> Try it: Nothing in the records should change; write them all out exactly.

[App and web page records]
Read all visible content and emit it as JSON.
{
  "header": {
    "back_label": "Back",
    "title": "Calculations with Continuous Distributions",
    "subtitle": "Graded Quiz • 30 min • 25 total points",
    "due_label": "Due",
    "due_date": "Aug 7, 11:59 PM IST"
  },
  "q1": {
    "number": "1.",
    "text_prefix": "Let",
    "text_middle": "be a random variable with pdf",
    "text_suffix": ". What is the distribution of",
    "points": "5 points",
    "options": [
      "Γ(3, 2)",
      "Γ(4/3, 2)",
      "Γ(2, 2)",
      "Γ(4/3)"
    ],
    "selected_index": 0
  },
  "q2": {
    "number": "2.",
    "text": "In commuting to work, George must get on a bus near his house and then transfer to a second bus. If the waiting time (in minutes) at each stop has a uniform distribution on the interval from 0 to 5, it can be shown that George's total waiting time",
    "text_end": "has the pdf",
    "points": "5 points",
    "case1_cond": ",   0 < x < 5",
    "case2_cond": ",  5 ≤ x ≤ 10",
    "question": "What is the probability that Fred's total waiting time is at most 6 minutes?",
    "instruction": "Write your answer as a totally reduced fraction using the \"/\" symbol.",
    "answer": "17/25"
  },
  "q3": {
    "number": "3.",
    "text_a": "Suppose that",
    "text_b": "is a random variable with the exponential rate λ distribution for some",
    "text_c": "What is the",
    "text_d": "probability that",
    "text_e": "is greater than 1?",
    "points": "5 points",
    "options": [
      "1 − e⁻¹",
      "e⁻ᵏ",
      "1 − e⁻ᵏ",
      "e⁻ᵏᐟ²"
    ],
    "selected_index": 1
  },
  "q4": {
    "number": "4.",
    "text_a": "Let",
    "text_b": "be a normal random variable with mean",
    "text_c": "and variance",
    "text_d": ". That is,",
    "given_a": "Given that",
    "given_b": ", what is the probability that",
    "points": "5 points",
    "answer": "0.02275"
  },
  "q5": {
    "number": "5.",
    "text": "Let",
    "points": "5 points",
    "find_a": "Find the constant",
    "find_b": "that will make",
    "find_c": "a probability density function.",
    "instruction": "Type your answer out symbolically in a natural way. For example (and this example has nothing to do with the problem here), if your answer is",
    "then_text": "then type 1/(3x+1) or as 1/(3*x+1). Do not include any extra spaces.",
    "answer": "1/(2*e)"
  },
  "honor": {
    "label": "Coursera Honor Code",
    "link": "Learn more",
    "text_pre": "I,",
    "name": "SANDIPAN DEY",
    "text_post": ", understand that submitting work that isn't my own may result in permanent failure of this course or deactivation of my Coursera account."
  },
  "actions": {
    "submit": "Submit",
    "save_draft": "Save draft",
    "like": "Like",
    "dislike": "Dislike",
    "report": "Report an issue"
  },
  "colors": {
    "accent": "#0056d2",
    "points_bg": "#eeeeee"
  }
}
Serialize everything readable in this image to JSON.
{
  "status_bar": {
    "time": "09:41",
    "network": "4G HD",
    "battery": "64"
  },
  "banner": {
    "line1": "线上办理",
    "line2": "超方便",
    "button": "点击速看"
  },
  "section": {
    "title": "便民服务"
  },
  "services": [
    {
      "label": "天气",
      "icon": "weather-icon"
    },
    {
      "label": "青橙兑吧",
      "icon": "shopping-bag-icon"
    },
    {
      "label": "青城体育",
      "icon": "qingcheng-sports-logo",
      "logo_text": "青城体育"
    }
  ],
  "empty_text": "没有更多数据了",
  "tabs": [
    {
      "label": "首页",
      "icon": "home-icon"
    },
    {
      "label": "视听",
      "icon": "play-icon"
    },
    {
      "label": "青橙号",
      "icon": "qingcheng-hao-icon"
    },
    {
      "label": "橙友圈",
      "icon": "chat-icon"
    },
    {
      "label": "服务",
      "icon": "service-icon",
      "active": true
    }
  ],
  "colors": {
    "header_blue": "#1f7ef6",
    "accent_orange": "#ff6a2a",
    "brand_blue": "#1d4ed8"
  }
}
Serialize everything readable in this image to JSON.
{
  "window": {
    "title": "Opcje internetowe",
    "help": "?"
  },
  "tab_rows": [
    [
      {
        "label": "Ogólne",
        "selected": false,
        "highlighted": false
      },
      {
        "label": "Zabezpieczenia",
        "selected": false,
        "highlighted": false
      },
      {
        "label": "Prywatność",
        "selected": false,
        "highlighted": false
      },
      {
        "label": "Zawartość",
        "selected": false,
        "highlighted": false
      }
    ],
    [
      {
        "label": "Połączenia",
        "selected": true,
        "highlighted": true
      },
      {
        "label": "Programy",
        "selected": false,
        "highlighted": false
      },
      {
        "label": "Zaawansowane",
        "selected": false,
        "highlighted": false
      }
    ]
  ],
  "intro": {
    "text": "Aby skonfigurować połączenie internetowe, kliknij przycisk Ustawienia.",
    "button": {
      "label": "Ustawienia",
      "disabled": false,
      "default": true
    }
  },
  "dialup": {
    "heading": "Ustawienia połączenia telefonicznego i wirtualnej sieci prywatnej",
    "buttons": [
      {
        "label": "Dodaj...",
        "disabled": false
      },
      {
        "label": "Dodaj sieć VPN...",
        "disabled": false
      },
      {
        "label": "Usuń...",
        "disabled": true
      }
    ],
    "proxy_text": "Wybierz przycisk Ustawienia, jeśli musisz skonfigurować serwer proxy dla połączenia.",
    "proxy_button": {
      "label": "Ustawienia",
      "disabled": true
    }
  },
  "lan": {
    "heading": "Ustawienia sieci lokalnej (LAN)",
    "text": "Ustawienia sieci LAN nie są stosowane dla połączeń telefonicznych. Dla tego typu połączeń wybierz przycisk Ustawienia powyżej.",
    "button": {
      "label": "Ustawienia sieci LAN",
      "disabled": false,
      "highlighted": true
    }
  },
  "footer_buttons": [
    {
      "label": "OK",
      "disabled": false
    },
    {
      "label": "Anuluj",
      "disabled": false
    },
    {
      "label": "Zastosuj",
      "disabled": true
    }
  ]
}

> Task answer:
Read all visible content and emit it as JSON.
{
  "header": {
    "back_label": "Back",
    "title": "Calculations with Continuous Distributions",
    "subtitle": "Graded Quiz • 30 min • 25 total points",
    "due_label": "Due",
    "due_date": "Aug 7, 11:59 PM IST"
  },
  "q1": {
    "number": "1.",
    "text_prefix": "Let",
    "text_middle": "be a random variable with pdf",
    "text_suffix": ". What is the distribution of",
    "points": "5 points",
    "options": [
      "Γ(3, 2)",
      "Γ(4/3, 2)",
      "Γ(2, 2)",
      "Γ(4/3)"
    ],
    "selected_index": 0
  },
  "q2": {
    "number": "2.",
    "text": "In commuting to work, George must get on a bus near his house and then transfer to a second bus. If the waiting time (in minutes) at each stop has a uniform distribution on the interval from 0 to 5, it can be shown that George's total waiting time",
    "text_end": "has the pdf",
    "points": "5 points",
    "case1_cond": ",   0 < x < 5",
    "case2_cond": ",  5 ≤ x ≤ 10",
    "question": "What is the probability that Fred's total waiting time is at most 6 minutes?",
    "instruction": "Write your answer as a totally reduced fraction using the \"/\" symbol.",
    "answer": "17/25"
  },
  "q3": {
    "number": "3.",
    "text_a": "Suppose that",
    "text_b": "is a random variable with the exponential rate λ distribution for some",
    "text_c": "What is the",
    "text_d": "probability that",
    "text_e": "is greater than 1?",
    "points": "5 points",
    "options": [
      "1 − e⁻¹",
      "e⁻ᵏ",
      "1 − e⁻ᵏ",
      "e⁻ᵏᐟ²"
    ],
    "selected_index": 1
  },
  "q4": {
    "number": "4.",
    "text_a": "Let",
    "text_b": "be a normal random variable with mean",
    "text_c": "and variance",
    "text_d": ". That is,",
    "given_a": "Given that",
    "given_b": ", what is the probability that",
    "points": "5 points",
    "answer": "0.02275"
  },
  "q5": {
    "number": "5.",
    "text": "Let",
    "points": "5 points",
    "find_a": "Find the constant",
    "find_b": "that will make",
    "find_c": "a probability density function.",
    "instruction": "Type your answer out symbolically in a natural way. For example (and this example has nothing to do with the problem here), if your answer is",
    "then_text": "then type 1/(3x+1) or as 1/(3*x+1). Do not include any extra spaces.",
    "answer": "1/(2*e)"
  },
  "honor": {
    "label": "Coursera Honor Code",
    "link": "Learn more",
    "text_pre": "I,",
    "name": "SANDIPAN DEY",
    "text_post": ", understand that submitting work that isn't my own may result in permanent failure of this course or deactivation of my Coursera account."
  },
  "actions": {
    "submit": "Submit",
    "save_draft": "Save draft",
    "like": "Like",
    "dislike": "Dislike",
    "report": "Report an issue"
  },
  "colors": {
    "accent": "#0056d2",
    "points_bg": "#eeeeee"
  }
}
Serialize everything readable in this image to JSON.
{
  "status_bar": {
    "time": "09:41",
    "network": "4G HD",
    "battery": "64"
  },
  "banner": {
    "line1": "线上办理",
    "line2": "超方便",
    "button": "点击速看"
  },
  "section": {
    "title": "便民服务"
  },
  "services": [
    {
      "label": "天气",
      "icon": "weather-icon"
    },
    {
      "label": "青橙兑吧",
      "icon": "shopping-bag-icon"
    },
    {
      "label": "青城体育",
      "icon": "qingcheng-sports-logo",
      "logo_text": "青城体育"
    }
  ],
  "empty_text": "没有更多数据了",
  "tabs": [
    {
      "label": "首页",
      "icon": "home-icon"
    },
    {
      "label": "视听",
      "icon": "play-icon"
    },
    {
      "label": "青橙号",
      "icon": "qingcheng-hao-icon"
    },
    {
      "label": "橙友圈",
      "icon": "chat-icon"
    },
    {
      "label": "服务",
      "icon": "service-icon",
      "active": true
    }
  ],
  "colors": {
    "header_blue": "#1f7ef6",
    "accent_orange": "#ff6a2a",
    "brand_blue": "#1d4ed8"
  }
}
Serialize everything readable in this image to JSON.
{
  "window": {
    "title": "Opcje internetowe",
    "help": "?"
  },
  "tab_rows": [
    [
      {
        "label": "Ogólne",
        "selected": false,
        "highlighted": false
      },
      {
        "label": "Zabezpieczenia",
        "selected": false,
        "highlighted": false
      },
      {
        "label": "Prywatność",
        "selected": false,
        "highlighted": false
      },
      {
        "label": "Zawartość",
        "selected": false,
        "highlighted": false
      }
    ],
    [
      {
        "label": "Połączenia",
        "selected": true,
        "highlighted": true
      },
      {
        "label": "Programy",
        "selected": false,
        "highlighted": false
      },
      {
        "label": "Zaawansowane",
        "selected": false,
        "highlighted": false
      }
    ]
  ],
  "intro": {
    "text": "Aby skonfigurować połączenie internetowe, kliknij przycisk Ustawienia.",
    "button": {
      "label": "Ustawienia",
      "disabled": false,
      "default": true
    }
  },
  "dialup": {
    "heading": "Ustawienia połączenia telefonicznego i wirtualnej sieci prywatnej",
    "buttons": [
      {
        "label": "Dodaj...",
        "disabled": false
      },
      {
        "label": "Dodaj sieć VPN...",
        "disabled": false
      },
      {
        "label": "Usuń...",
        "disabled": true
      }
    ],
    "proxy_text": "Wybierz przycisk Ustawienia, jeśli musisz skonfigurować serwer proxy dla połączenia.",
    "proxy_button": {
      "label": "Ustawienia",
      "disabled": true
    }
  },
  "lan": {
    "heading": "Ustawienia sieci lokalnej (LAN)",
    "text": "Ustawienia sieci LAN nie są stosowane dla połączeń telefonicznych. Dla tego typu połączeń wybierz przycisk Ustawienia powyżej.",
    "button": {
      "label": "Ustawienia sieci LAN",
      "disabled": false,
      "highlighted": true
    }
  },
  "footer_buttons": [
    {
      "label": "OK",
      "disabled": false
    },
    {
      "label": "Anuluj",
      "disabled": false
    },
    {
      "label": "Zastosuj",
      "disabled": true
    }
  ]
}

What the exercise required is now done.